(RECORDS FOR THE EXERCISE)

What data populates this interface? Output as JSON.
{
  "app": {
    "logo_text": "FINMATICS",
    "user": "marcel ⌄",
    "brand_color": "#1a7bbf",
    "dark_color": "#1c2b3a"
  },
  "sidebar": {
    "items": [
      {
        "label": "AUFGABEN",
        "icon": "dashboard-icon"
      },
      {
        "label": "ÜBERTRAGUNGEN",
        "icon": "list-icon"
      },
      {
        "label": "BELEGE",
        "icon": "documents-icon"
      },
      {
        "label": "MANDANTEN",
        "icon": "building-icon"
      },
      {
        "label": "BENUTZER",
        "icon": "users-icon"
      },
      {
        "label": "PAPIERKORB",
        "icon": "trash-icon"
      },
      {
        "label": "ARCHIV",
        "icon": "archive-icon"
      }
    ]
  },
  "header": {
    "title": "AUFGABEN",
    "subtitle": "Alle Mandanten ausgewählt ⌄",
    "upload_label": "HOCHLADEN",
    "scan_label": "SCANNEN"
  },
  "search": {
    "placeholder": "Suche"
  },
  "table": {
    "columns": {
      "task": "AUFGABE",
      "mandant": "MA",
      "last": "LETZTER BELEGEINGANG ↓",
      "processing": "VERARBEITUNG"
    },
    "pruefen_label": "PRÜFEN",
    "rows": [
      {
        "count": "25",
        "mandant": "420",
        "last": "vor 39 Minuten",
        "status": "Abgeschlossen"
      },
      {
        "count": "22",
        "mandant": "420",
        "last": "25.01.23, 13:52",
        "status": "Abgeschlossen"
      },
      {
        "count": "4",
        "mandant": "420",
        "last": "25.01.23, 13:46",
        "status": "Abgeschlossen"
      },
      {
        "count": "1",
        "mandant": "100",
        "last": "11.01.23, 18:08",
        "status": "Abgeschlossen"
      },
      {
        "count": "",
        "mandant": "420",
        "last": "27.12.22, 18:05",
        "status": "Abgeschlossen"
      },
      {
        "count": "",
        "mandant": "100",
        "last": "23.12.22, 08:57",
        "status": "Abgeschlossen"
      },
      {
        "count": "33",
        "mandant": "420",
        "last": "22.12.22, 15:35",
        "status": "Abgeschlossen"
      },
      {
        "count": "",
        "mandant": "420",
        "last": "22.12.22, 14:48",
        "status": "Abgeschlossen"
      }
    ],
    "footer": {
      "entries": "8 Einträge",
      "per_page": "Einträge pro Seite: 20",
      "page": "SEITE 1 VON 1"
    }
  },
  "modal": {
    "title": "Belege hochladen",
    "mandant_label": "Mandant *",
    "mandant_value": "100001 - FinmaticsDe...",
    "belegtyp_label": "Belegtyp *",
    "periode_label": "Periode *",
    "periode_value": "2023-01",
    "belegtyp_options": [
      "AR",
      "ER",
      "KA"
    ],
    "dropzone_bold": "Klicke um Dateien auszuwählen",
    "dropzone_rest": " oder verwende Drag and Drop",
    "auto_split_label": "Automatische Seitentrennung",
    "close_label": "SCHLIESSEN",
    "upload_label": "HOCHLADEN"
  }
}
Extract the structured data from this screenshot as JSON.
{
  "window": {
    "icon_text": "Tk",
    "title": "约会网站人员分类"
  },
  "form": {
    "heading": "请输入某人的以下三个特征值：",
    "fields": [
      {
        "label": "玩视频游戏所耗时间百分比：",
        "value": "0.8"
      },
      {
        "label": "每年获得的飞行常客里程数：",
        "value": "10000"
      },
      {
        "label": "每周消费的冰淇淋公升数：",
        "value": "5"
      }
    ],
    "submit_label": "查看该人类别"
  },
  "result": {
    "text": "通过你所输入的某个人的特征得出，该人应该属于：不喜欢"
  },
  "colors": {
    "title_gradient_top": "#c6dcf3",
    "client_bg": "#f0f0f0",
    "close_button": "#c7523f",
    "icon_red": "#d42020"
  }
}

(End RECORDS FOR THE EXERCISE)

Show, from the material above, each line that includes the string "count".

● **WRITTEN ANSWER**
        "count": "25",
        "count": "22",
        "count": "4",
        "count": "1",
        "count": "",
        "count": "",
        "count": "33",
        "count": "",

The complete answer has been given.